There's much excitement about the potential merger of Telkom Kenya and Airtel Kenya, a combination that would, in theory, provide a more robust rival to Kenya's dominant market leader, Safaricom.
But while the prospect is interesting -- and there's certainly an appetite for greater competition in the market -- is the combination of Telkom Kenya and Airtel the right way forward?
Safaricom continues to rule the Kenyan market, which had 42.8 million mobile users at the end of last year, despite a slight dip in its market share towards the end of last year: According to statistics from the Communications Authority of Kenya, Safaricom market share of mobile subscriptions dipped by 2.8 percentage points during the final quarter of 2017 to 69.1% (29.5 million customers).
Airtel, meanwhile, grew its market share by 2.3 percentage points to 17.2% (7.3 million customers) and Telkom Kenya added 0.6 percentage points to 9.0% market share (3.8 million customers).
Mobile market share statistics, end of December 2017
Source: Communications Authority of Kenya
During that quarter, the market grew by almost 1.8 million users and nearly all of those gains were made by Airtel and Telkom: Safaricom added about 70,000 customers, so it didn't suffer a net loss of customers, despite losing market share. (There is a fourth player, Finserve, but it has fewer than 2 million customers for a market share of around 4.5% and it's not making any waves in the market.)
If Airtel and Telkom were combined, at the end of 2017 they would have had a combined 26.2% market share and growing.
But they want more and they want help from the market authorities to curb the power that Safaricom holds over the market -- hence the discussion of splitting Safaricom in two, the proposal of price controls and the potential award of 4G licenses to new players. (See Kenya's 4G Hopefuls Wait for Spectrum Ruling, Price Controls Would Harm Kenya Telecom Market, Says Think Tank and Kenyan Authorities Drop Plans to Break Up Safaricom – Report.)
So is now the time for a complex merger that would, in effect, create a duopoly in a vibrant and growing market? This doesn't seem like the most desirable option and I'd be surprised if the Communications Authority disagreed.

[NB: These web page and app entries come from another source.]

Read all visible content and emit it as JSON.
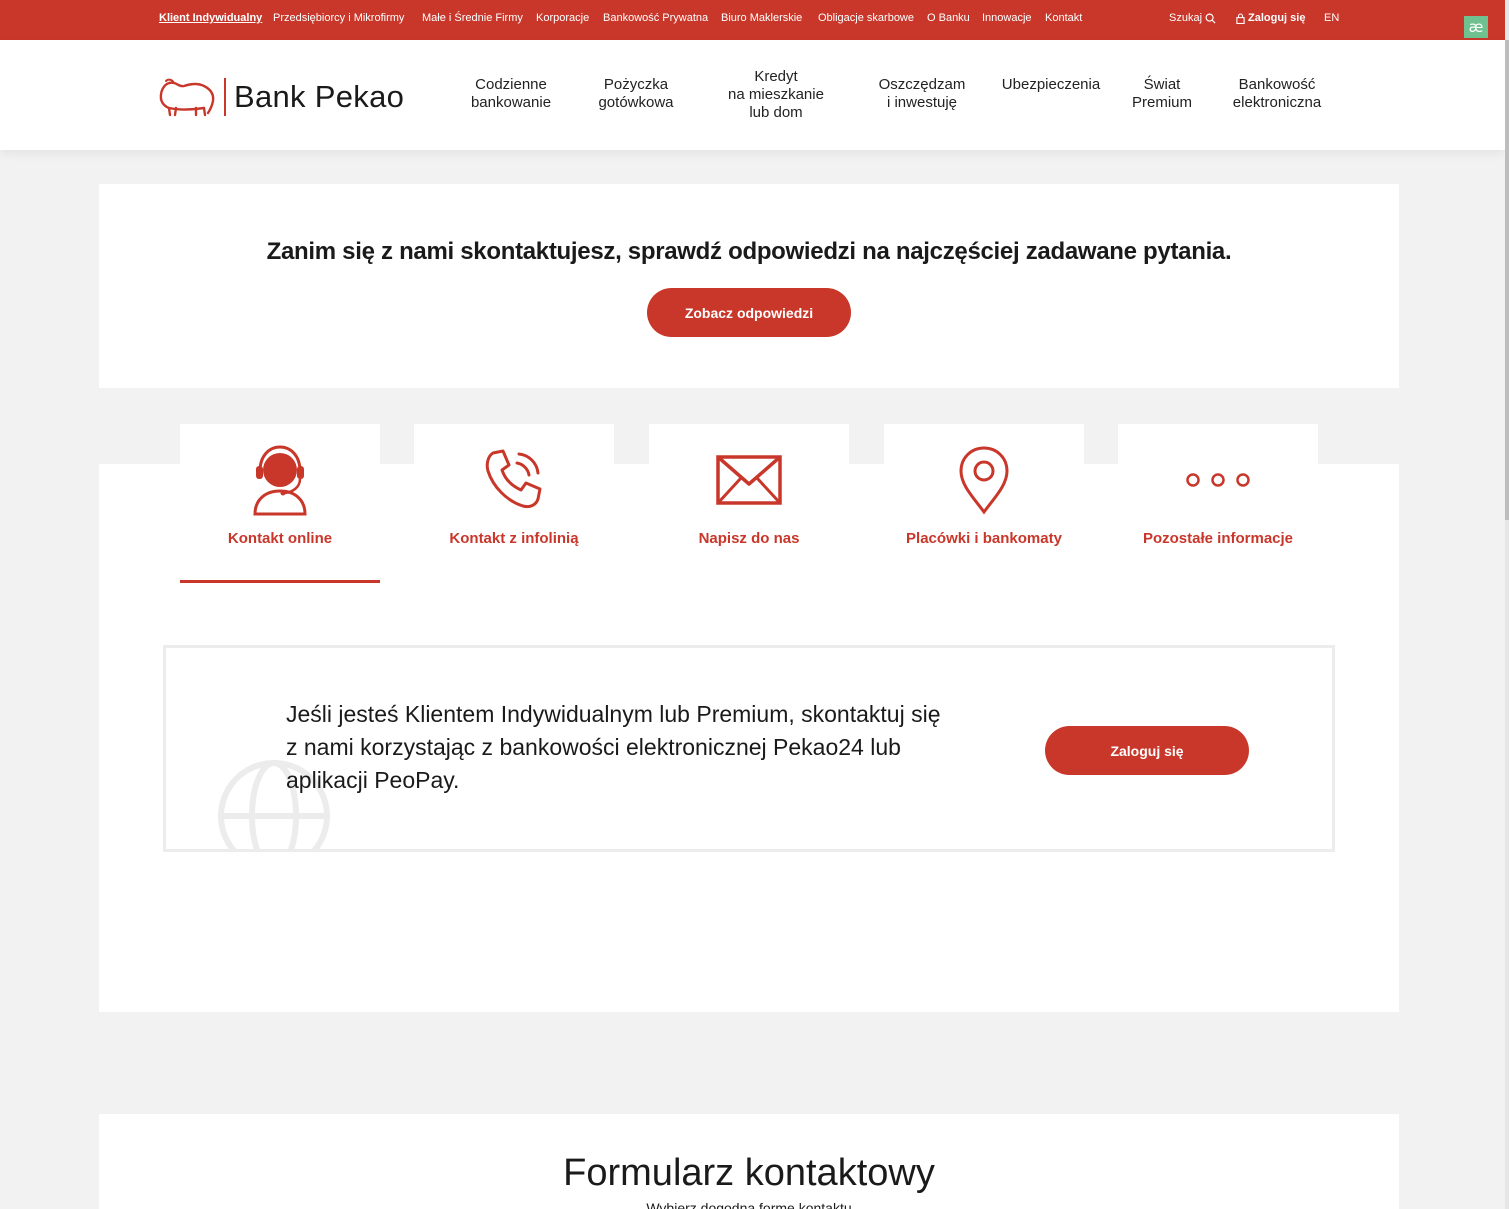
{
  "topbar": {
    "segments": [
      "Klient Indywidualny",
      "Przedsiębiorcy i Mikrofirmy",
      "Małe i Średnie Firmy",
      "Korporacje",
      "Bankowość Prywatna",
      "Biuro Maklerskie",
      "Obligacje skarbowe",
      "O Banku",
      "Innowacje",
      "Kontakt"
    ],
    "search_label": "Szukaj",
    "login_label": "Zaloguj się",
    "lang_label": "EN",
    "badge_label": "æ"
  },
  "header": {
    "logo_text": "Bank Pekao",
    "nav": [
      {
        "lines": [
          "Codzienne",
          "bankowanie"
        ]
      },
      {
        "lines": [
          "Pożyczka",
          "gotówkowa"
        ]
      },
      {
        "lines": [
          "Kredyt",
          "na mieszkanie",
          "lub dom"
        ]
      },
      {
        "lines": [
          "Oszczędzam",
          "i inwestuję"
        ]
      },
      {
        "lines": [
          "Ubezpieczenia"
        ]
      },
      {
        "lines": [
          "Świat",
          "Premium"
        ]
      },
      {
        "lines": [
          "Bankowość",
          "elektroniczna"
        ]
      }
    ]
  },
  "faq": {
    "title": "Zanim się z nami skontaktujesz, sprawdź odpowiedzi na najczęściej zadawane pytania.",
    "button_label": "Zobacz odpowiedzi"
  },
  "tabs": {
    "items": [
      {
        "label": "Kontakt online",
        "icon": "headset-agent-icon",
        "active": true
      },
      {
        "label": "Kontakt z infolinią",
        "icon": "phone-ringing-icon",
        "active": false
      },
      {
        "label": "Napisz do nas",
        "icon": "envelope-icon",
        "active": false
      },
      {
        "label": "Placówki i bankomaty",
        "icon": "map-pin-icon",
        "active": false
      },
      {
        "label": "Pozostałe informacje",
        "icon": "more-dots-icon",
        "active": false
      }
    ]
  },
  "info": {
    "text": "Jeśli jesteś Klientem Indywidualnym lub Premium, skontaktuj się z nami korzystając z bankowości elektronicznej Pekao24 lub aplikacji PeoPay.",
    "button_label": "Zaloguj się"
  },
  "form": {
    "title": "Formularz kontaktowy",
    "subtitle": "Wybierz dogodną formę kontaktu"
  },
  "colors": {
    "brand_red": "#c8372a",
    "background": "#f2f2f2",
    "badge_green": "#6fc28f"
  }
}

And while there have been no official announcements of plans, it seems that the conversations between Telkom and Airtel are detailed and quite complex. Jaindi Kisero has done a very good job in laying out and explaining the alleged proposal in this Daily Nation article, and it seems a plan likely to cause disruption and uncertainty that Safaricom would likely capitalize upon, in my view.
Clearly Telkom, which recently
launched its mobile money platform, is looking to bolster its position to gain economies of scale and play a bigger role in the mobile economy -- it is the minnow in the top three group -- and Airtel is seeking to financially capitalize on its African holdings. A merger, even a complex one, might suit both. (See Is There an Appetite for an African Mobile IPO?, Africa Stars in Airtel’s Q3 Results and Telkom Kenya Lines Up $40M Loan for Network Upgrade.)
Telkom Kenya's CEO Aldo Mareuse wants his company to be a bigger hitter in the country's mobile market.
But would it suit the market? Would the ecosystem, the economy and users benefit from such a merger. I'm not sure that's the case: Kenya does not need fewer rivals to Safaricom.
What's of little doubt is that this is a fascinating market dynamic and one that is likely to dominate the upcoming East Africa Com event in Nairobi (May 15-16). Telkom Kenya's CEO Aldo Mareuse is on the agenda, as is Airtel Africa's Group Regulatory Director, Alice Kariuki, plus a number of senior executives from Safaricom and the Communications Authority. To find out more about the event, click here.
— Ray Le Maistre, Editor-in-Chief, Light Reading for Connecting Africa.